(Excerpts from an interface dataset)
Segment Open

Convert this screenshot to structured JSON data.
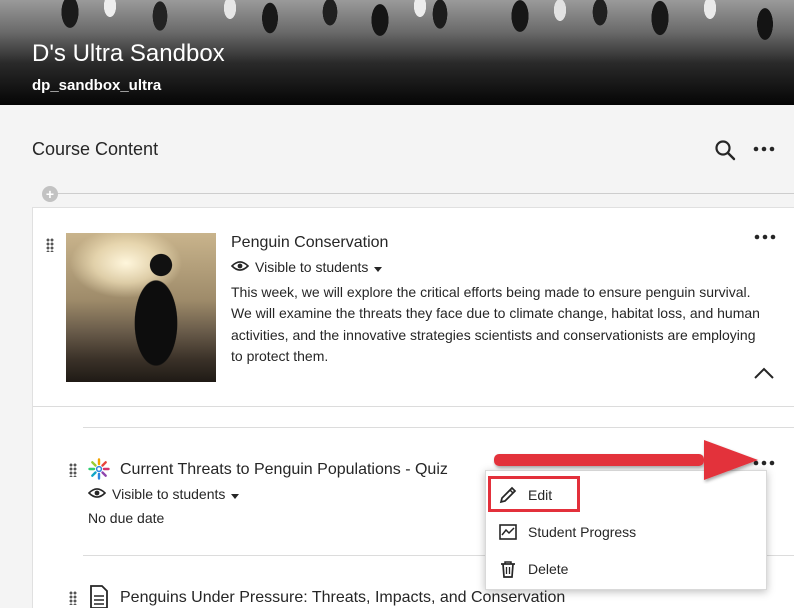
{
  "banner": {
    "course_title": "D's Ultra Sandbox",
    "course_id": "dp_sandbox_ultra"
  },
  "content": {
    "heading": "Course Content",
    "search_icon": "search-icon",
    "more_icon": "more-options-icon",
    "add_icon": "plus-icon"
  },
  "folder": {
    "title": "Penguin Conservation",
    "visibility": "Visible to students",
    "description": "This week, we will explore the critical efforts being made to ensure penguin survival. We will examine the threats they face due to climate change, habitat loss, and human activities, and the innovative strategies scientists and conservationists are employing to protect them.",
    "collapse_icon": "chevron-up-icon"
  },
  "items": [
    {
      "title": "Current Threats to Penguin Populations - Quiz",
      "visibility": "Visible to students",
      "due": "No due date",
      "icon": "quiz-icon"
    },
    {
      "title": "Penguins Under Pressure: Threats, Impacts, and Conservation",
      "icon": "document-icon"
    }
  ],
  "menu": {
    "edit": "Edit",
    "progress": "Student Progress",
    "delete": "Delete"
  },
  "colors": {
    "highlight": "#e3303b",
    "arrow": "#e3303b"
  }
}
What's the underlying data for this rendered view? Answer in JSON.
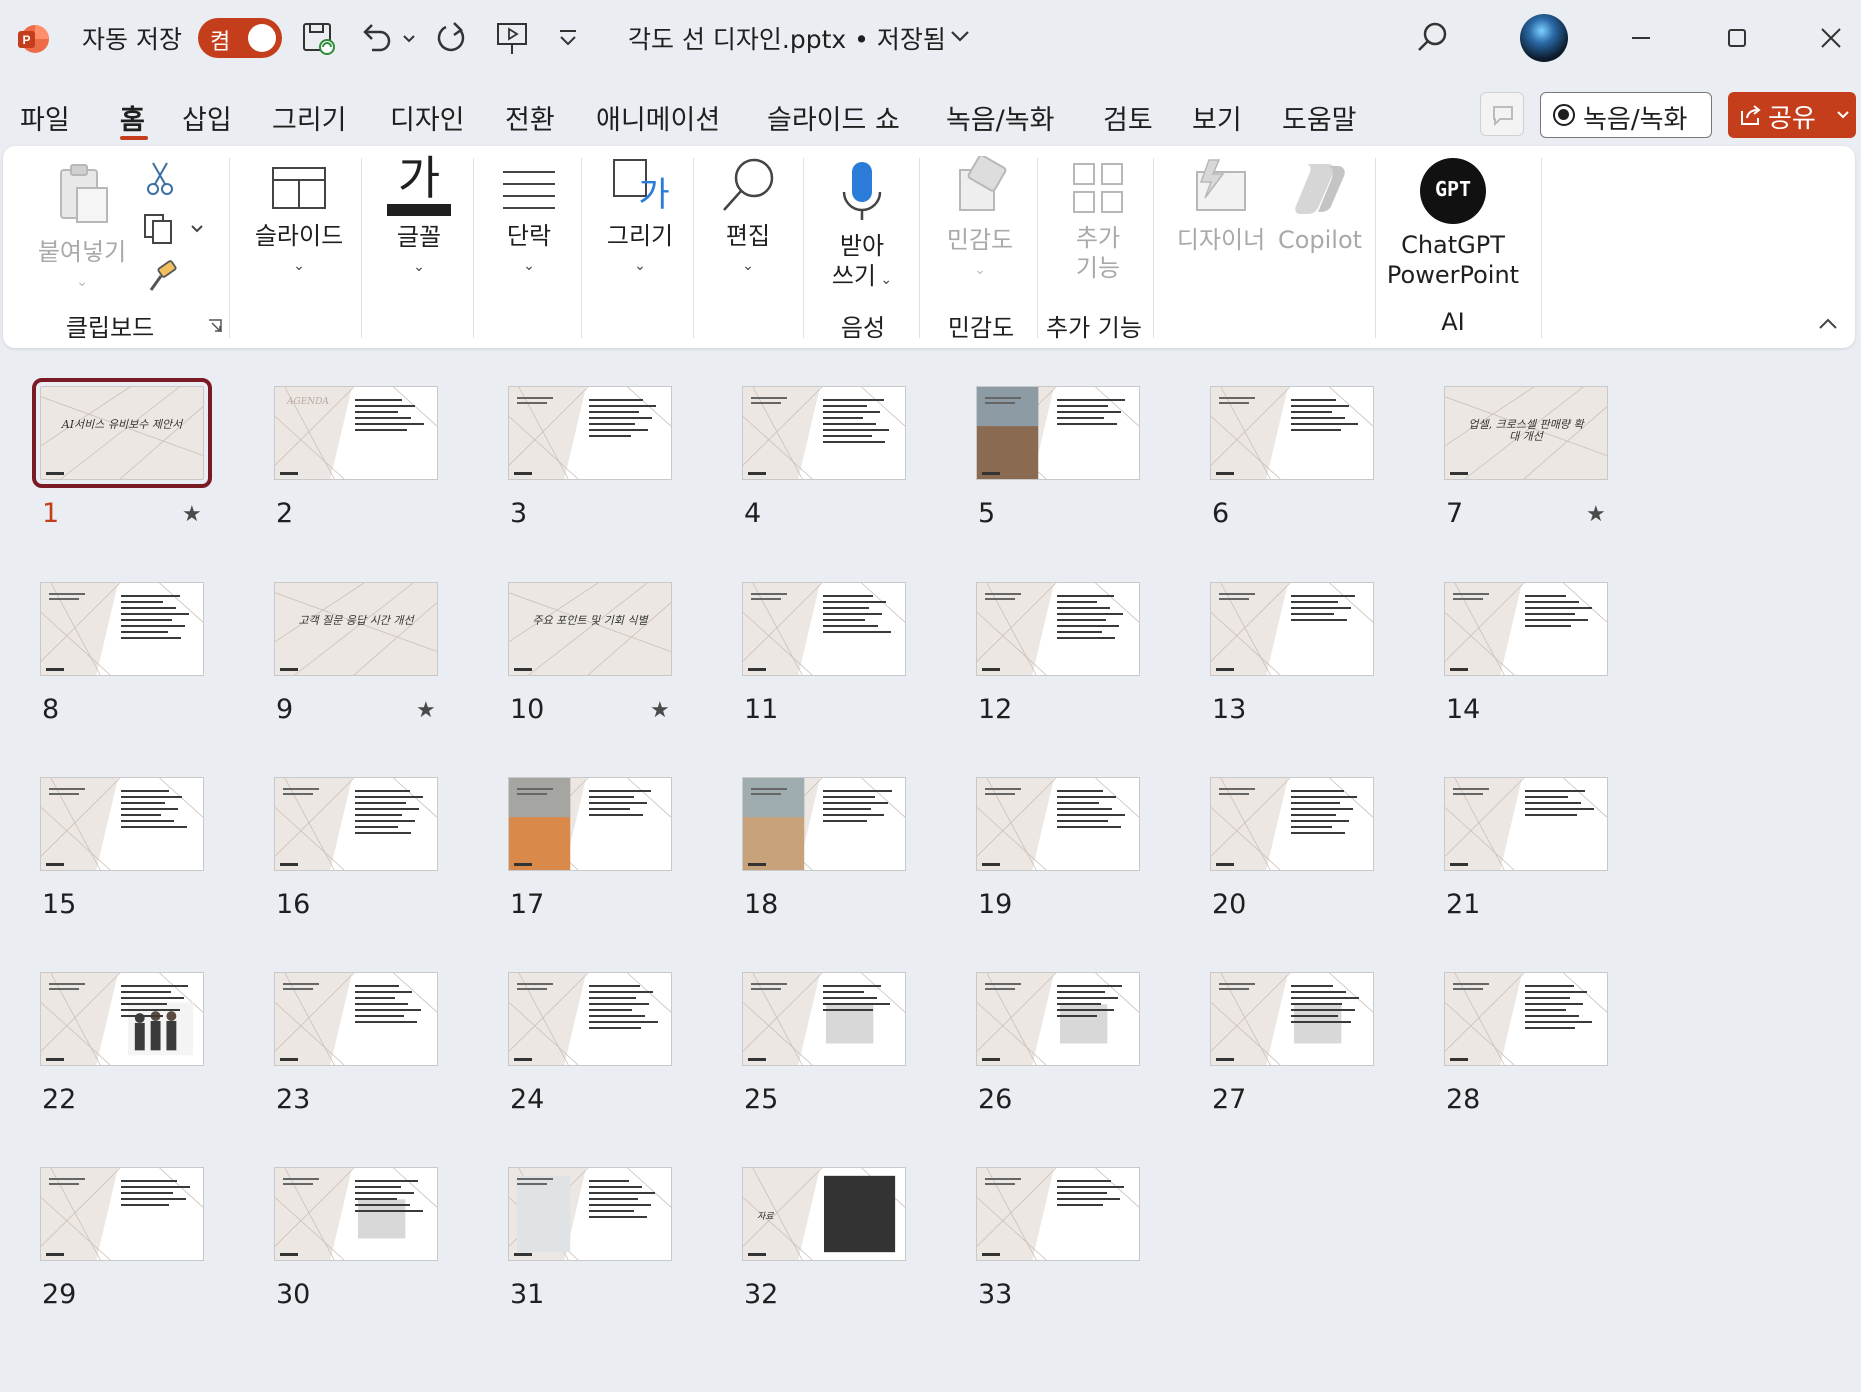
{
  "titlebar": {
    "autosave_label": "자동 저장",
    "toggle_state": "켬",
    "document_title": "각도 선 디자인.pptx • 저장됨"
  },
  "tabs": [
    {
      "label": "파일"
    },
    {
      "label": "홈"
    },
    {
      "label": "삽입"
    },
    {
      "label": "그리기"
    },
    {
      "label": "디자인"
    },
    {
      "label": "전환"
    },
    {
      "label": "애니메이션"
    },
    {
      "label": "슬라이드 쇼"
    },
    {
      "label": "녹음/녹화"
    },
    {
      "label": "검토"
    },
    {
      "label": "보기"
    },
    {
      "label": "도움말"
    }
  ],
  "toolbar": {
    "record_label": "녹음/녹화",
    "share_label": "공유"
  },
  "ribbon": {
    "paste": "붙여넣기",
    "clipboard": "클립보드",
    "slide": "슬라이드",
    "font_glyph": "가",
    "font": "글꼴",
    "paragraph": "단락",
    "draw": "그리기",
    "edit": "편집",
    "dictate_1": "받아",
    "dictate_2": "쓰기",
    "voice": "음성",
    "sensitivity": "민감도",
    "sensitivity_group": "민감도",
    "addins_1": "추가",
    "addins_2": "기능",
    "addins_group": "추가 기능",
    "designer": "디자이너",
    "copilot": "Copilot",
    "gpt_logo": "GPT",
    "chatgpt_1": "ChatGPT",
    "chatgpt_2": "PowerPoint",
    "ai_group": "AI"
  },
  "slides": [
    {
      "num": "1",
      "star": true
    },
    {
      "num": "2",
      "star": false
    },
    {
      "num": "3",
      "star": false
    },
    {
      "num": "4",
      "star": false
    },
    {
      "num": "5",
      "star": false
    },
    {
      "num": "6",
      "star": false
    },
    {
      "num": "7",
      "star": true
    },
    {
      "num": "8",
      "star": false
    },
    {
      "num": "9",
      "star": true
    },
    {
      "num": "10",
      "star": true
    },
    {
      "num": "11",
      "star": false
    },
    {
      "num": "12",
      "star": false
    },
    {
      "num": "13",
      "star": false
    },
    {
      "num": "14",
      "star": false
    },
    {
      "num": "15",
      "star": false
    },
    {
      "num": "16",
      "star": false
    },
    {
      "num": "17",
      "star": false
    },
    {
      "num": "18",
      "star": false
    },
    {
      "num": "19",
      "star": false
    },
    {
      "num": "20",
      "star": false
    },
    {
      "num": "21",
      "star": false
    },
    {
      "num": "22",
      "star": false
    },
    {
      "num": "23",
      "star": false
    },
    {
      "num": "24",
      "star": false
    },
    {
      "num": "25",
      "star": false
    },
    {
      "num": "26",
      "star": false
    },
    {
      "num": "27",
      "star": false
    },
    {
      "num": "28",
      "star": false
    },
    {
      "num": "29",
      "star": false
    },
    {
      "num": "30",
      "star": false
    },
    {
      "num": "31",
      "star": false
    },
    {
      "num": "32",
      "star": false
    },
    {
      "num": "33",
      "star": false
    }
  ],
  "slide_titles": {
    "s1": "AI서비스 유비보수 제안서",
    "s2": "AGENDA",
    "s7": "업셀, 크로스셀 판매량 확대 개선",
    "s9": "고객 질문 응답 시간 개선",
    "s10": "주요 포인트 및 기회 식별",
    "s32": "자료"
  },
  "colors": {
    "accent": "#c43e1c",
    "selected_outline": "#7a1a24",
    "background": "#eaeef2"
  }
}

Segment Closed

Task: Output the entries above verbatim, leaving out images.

Response box:
Convert this screenshot to structured JSON data.
{
  "banner": {
    "course_title": "D's Ultra Sandbox",
    "course_id": "dp_sandbox_ultra"
  },
  "content": {
    "heading": "Course Content",
    "search_icon": "search-icon",
    "more_icon": "more-options-icon",
    "add_icon": "plus-icon"
  },
  "folder": {
    "title": "Penguin Conservation",
    "visibility": "Visible to students",
    "description": "This week, we will explore the critical efforts being made to ensure penguin survival. We will examine the threats they face due to climate change, habitat loss, and human activities, and the innovative strategies scientists and conservationists are employing to protect them.",
    "collapse_icon": "chevron-up-icon"
  },
  "items": [
    {
      "title": "Current Threats to Penguin Populations - Quiz",
      "visibility": "Visible to students",
      "due": "No due date",
      "icon": "quiz-icon"
    },
    {
      "title": "Penguins Under Pressure: Threats, Impacts, and Conservation",
      "icon": "document-icon"
    }
  ],
  "menu": {
    "edit": "Edit",
    "progress": "Student Progress",
    "delete": "Delete"
  },
  "colors": {
    "highlight": "#e3303b",
    "arrow": "#e3303b"
  }
}
What's the underlying data for this rendered view? Answer in JSON.
{
  "titlebar": {
    "autosave_label": "자동 저장",
    "toggle_state": "켬",
    "document_title": "각도 선 디자인.pptx • 저장됨"
  },
  "tabs": [
    {
      "label": "파일"
    },
    {
      "label": "홈"
    },
    {
      "label": "삽입"
    },
    {
      "label": "그리기"
    },
    {
      "label": "디자인"
    },
    {
      "label": "전환"
    },
    {
      "label": "애니메이션"
    },
    {
      "label": "슬라이드 쇼"
    },
    {
      "label": "녹음/녹화"
    },
    {
      "label": "검토"
    },
    {
      "label": "보기"
    },
    {
      "label": "도움말"
    }
  ],
  "toolbar": {
    "record_label": "녹음/녹화",
    "share_label": "공유"
  },
  "ribbon": {
    "paste": "붙여넣기",
    "clipboard": "클립보드",
    "slide": "슬라이드",
    "font_glyph": "가",
    "font": "글꼴",
    "paragraph": "단락",
    "draw": "그리기",
    "edit": "편집",
    "dictate_1": "받아",
    "dictate_2": "쓰기",
    "voice": "음성",
    "sensitivity": "민감도",
    "sensitivity_group": "민감도",
    "addins_1": "추가",
    "addins_2": "기능",
    "addins_group": "추가 기능",
    "designer": "디자이너",
    "copilot": "Copilot",
    "gpt_logo": "GPT",
    "chatgpt_1": "ChatGPT",
    "chatgpt_2": "PowerPoint",
    "ai_group": "AI"
  },
  "slides": [
    {
      "num": "1",
      "star": true
    },
    {
      "num": "2",
      "star": false
    },
    {
      "num": "3",
      "star": false
    },
    {
      "num": "4",
      "star": false
    },
    {
      "num": "5",
      "star": false
    },
    {
      "num": "6",
      "star": false
    },
    {
      "num": "7",
      "star": true
    },
    {
      "num": "8",
      "star": false
    },
    {
      "num": "9",
      "star": true
    },
    {
      "num": "10",
      "star": true
    },
    {
      "num": "11",
      "star": false
    },
    {
      "num": "12",
      "star": false
    },
    {
      "num": "13",
      "star": false
    },
    {
      "num": "14",
      "star": false
    },
    {
      "num": "15",
      "star": false
    },
    {
      "num": "16",
      "star": false
    },
    {
      "num": "17",
      "star": false
    },
    {
      "num": "18",
      "star": false
    },
    {
      "num": "19",
      "star": false
    },
    {
      "num": "20",
      "star": false
    },
    {
      "num": "21",
      "star": false
    },
    {
      "num": "22",
      "star": false
    },
    {
      "num": "23",
      "star": false
    },
    {
      "num": "24",
      "star": false
    },
    {
      "num": "25",
      "star": false
    },
    {
      "num": "26",
      "star": false
    },
    {
      "num": "27",
      "star": false
    },
    {
      "num": "28",
      "star": false
    },
    {
      "num": "29",
      "star": false
    },
    {
      "num": "30",
      "star": false
    },
    {
      "num": "31",
      "star": false
    },
    {
      "num": "32",
      "star": false
    },
    {
      "num": "33",
      "star": false
    }
  ],
  "slide_titles": {
    "s1": "AI서비스 유비보수 제안서",
    "s2": "AGENDA",
    "s7": "업셀, 크로스셀 판매량 확대 개선",
    "s9": "고객 질문 응답 시간 개선",
    "s10": "주요 포인트 및 기회 식별",
    "s32": "자료"
  },
  "colors": {
    "accent": "#c43e1c",
    "selected_outline": "#7a1a24",
    "background": "#eaeef2"
  }
}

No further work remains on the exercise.